SOK is compatible with TensorFlow 1.15. But due to some restrictions in TF 1.15, only Horovod can be used as the communication protocol.

Using SparseOperationKit with Horovod

initialize horovod for tensorflow

import horovod.tensorflow as hvd
hvd.init()

import os
os.environ["CUDA_VISIBLE_DEVICES"] = str(hvd.local_rank()) # this process only controls one GPU

create model instance

global_batch_size = 65536
use_tf_opt = True

sok_init_op = sok.Init(global_batch_size=global_batch_size)

model = DemoModel(max_vocabulary_size_per_gpu=1024,
                  slot_num=10,
                  nnz_per_slot=5,
                  embedding_vector_size=16,
                  num_of_dense_layers=7)

if not use_tf_opt:
    emb_opt = sok.optimizers.Adam(learning_rate=0.1)
else:
    emb_opt = tf.keras.optimizers.Adam(learning_rate=0.1)
dense_opt = tf.keras.optimizers.Adam(learning_rate=0.1)

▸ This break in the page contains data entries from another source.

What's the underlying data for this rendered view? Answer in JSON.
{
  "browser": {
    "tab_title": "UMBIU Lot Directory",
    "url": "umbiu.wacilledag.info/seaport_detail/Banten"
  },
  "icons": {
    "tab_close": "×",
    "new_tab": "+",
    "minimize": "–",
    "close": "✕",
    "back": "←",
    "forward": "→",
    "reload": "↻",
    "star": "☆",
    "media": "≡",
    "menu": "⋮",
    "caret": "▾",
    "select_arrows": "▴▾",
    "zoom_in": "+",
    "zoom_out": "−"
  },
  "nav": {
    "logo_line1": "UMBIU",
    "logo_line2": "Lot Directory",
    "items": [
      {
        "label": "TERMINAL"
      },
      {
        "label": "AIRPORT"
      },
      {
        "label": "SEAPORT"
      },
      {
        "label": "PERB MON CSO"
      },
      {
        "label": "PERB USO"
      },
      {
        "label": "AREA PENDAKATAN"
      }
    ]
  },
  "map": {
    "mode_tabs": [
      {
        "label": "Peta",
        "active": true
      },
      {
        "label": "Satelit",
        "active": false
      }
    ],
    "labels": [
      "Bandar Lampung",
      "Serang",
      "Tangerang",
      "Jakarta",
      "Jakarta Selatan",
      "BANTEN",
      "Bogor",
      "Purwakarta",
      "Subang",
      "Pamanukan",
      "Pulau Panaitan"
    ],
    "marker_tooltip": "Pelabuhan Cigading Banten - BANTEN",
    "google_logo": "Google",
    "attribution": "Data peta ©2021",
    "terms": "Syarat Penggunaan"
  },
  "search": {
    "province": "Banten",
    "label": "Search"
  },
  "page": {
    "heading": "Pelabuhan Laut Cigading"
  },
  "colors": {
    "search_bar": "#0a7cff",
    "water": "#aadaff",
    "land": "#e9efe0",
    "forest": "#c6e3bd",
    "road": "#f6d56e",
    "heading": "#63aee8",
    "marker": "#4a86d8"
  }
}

Prior to using a DNN model built with SOK, sok.Init must be called to perform certain initilization steps. Please refer to its API document for further information.

define training step

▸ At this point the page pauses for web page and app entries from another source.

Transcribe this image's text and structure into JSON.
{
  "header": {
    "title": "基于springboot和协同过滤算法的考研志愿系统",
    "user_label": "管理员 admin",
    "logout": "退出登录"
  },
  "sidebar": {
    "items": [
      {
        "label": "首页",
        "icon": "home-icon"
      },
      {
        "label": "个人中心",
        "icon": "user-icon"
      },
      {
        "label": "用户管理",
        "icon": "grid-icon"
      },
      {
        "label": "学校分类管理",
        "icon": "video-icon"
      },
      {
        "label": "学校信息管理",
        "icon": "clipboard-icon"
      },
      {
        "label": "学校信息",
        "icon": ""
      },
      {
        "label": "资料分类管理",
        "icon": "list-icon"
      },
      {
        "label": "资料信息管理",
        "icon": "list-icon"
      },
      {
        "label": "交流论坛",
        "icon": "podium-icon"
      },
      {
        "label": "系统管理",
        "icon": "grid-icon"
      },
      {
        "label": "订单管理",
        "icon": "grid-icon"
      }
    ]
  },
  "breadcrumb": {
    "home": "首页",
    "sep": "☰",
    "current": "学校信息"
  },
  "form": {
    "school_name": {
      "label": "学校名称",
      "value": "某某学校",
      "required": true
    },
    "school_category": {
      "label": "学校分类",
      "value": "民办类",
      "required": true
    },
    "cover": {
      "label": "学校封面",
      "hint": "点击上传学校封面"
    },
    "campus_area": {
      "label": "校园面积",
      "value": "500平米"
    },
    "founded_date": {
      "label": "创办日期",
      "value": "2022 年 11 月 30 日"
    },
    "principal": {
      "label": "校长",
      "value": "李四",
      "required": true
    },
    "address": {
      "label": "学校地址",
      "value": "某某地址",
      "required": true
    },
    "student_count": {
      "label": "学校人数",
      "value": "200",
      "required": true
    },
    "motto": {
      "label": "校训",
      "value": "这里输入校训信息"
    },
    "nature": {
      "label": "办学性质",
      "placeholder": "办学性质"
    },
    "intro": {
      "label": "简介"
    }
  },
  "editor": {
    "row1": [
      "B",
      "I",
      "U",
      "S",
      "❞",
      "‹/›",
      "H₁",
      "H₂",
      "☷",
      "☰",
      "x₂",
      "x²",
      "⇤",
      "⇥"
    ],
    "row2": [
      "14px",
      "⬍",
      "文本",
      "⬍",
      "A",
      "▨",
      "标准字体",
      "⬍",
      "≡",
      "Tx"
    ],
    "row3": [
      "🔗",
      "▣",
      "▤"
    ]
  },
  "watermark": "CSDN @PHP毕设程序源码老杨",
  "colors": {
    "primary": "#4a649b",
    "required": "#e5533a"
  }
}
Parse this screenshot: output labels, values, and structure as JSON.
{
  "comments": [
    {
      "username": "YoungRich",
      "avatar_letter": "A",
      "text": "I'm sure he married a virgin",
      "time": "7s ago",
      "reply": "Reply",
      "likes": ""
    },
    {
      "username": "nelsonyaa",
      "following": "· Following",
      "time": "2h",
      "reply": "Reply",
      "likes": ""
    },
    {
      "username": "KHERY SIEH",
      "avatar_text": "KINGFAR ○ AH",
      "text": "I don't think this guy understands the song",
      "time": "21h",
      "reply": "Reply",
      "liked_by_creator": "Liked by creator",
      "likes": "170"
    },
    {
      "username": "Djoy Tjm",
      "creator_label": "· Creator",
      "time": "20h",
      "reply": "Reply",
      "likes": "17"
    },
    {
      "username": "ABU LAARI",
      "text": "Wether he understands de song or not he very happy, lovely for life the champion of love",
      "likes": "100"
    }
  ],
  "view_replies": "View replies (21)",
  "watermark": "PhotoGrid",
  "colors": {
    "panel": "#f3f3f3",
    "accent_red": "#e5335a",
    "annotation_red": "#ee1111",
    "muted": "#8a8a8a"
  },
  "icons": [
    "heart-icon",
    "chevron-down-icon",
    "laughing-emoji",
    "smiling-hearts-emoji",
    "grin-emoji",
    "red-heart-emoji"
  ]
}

loss_fn = tf.keras.losses.BinaryCrossentropy(from_logits=True, reduction="none")
def _replica_loss(labels, logits):
    loss = loss_fn(labels, logits)
    return tf.nn.compute_average_loss(loss, global_batch_size=global_batch_size)

def train_step(inputs, labels, training):
    logits = model(inputs, training=training)
    loss = _replica_loss(labels, logit)
    emb_var, other_var = sok.split_embedding_variable_from_others(model.trainable_variables)
    grads = tf.gradients(loss, emb_var + other_var, colocate_gradients_with_ops=True)
    emb_grads, other_grads = grads[:len(emb_var)], grads[len(emb_var):]

    if use_tf_opt:
        with sok.OptimizerScope(emb_var):
            emb_train_op = emb_opt.apply_gradients(zip(emb_grads, emb_var))
    else:
        emb_train_op = emb_opt.apply_gradients(zip(emb_grads, emb_var))

    other_grads = [hvd.allreduce(grad) for grad in other_grads]
    other_train_op = dense_opt.apply_gradients(zip(other_grads, other_var))

    with tf.control_dependencies([emb_train_op, other_train_op]):
        total_loss = hvd.reduce(loss)
        total_loss = tf.identity(total_loss)
        
        return total_loss

If you are using native TensorFlow optimizers, such as tf.keras.optimizers.Adam, then sok.OptimizerScope must be used. Please see its API document for further information.

start training

dataset = ...

loss = train_step(inputs, labels)

init_op = tf.group(tf.global_variables_initializer(),
                   tf.local_variables_initializer())

with tf.Session() as sess:
    sess.run(sok_init_op)
    sess.run(init_op)
    
    for step in range(iterations):
        loss_v = sess.run(loss)
        print("[SOK INFO]: Iteration: {}, loss: {}".format(step, loss_v))

Please be noted that sok_init_op must be the first step in sess.run, even before variables initialization.

launch training program You can use horovodrun or mpiexec to launch multiple processes in each machine for synchronized training. For example:

$ horovodrun -np 8 -H localhost:8 python main.py [args]